** Opening Data block **
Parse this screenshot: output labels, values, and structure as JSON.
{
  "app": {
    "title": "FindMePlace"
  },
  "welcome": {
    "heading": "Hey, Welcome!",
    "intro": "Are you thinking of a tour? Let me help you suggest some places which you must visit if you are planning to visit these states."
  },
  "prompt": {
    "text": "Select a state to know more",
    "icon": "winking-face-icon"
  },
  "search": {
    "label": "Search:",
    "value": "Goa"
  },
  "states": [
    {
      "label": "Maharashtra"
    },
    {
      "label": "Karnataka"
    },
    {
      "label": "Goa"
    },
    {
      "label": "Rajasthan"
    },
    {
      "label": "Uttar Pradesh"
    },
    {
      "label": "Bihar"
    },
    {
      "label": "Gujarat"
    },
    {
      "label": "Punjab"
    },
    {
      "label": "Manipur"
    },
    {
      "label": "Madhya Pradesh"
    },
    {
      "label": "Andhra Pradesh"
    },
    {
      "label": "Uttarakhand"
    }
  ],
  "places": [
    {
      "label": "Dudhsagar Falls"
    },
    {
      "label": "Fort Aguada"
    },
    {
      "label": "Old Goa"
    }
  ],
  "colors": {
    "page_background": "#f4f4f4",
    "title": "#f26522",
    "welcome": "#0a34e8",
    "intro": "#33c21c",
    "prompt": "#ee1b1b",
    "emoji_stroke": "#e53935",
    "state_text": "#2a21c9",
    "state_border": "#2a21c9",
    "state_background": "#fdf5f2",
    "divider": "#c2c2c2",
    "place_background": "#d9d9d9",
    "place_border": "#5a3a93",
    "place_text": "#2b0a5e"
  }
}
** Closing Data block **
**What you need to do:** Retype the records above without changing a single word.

**Result for this task:**
Parse this screenshot: output labels, values, and structure as JSON.
{
  "app": {
    "title": "FindMePlace"
  },
  "welcome": {
    "heading": "Hey, Welcome!",
    "intro": "Are you thinking of a tour? Let me help you suggest some places which you must visit if you are planning to visit these states."
  },
  "prompt": {
    "text": "Select a state to know more",
    "icon": "winking-face-icon"
  },
  "search": {
    "label": "Search:",
    "value": "Goa"
  },
  "states": [
    {
      "label": "Maharashtra"
    },
    {
      "label": "Karnataka"
    },
    {
      "label": "Goa"
    },
    {
      "label": "Rajasthan"
    },
    {
      "label": "Uttar Pradesh"
    },
    {
      "label": "Bihar"
    },
    {
      "label": "Gujarat"
    },
    {
      "label": "Punjab"
    },
    {
      "label": "Manipur"
    },
    {
      "label": "Madhya Pradesh"
    },
    {
      "label": "Andhra Pradesh"
    },
    {
      "label": "Uttarakhand"
    }
  ],
  "places": [
    {
      "label": "Dudhsagar Falls"
    },
    {
      "label": "Fort Aguada"
    },
    {
      "label": "Old Goa"
    }
  ],
  "colors": {
    "page_background": "#f4f4f4",
    "title": "#f26522",
    "welcome": "#0a34e8",
    "intro": "#33c21c",
    "prompt": "#ee1b1b",
    "emoji_stroke": "#e53935",
    "state_text": "#2a21c9",
    "state_border": "#2a21c9",
    "state_background": "#fdf5f2",
    "divider": "#c2c2c2",
    "place_background": "#d9d9d9",
    "place_border": "#5a3a93",
    "place_text": "#2b0a5e"
  }
}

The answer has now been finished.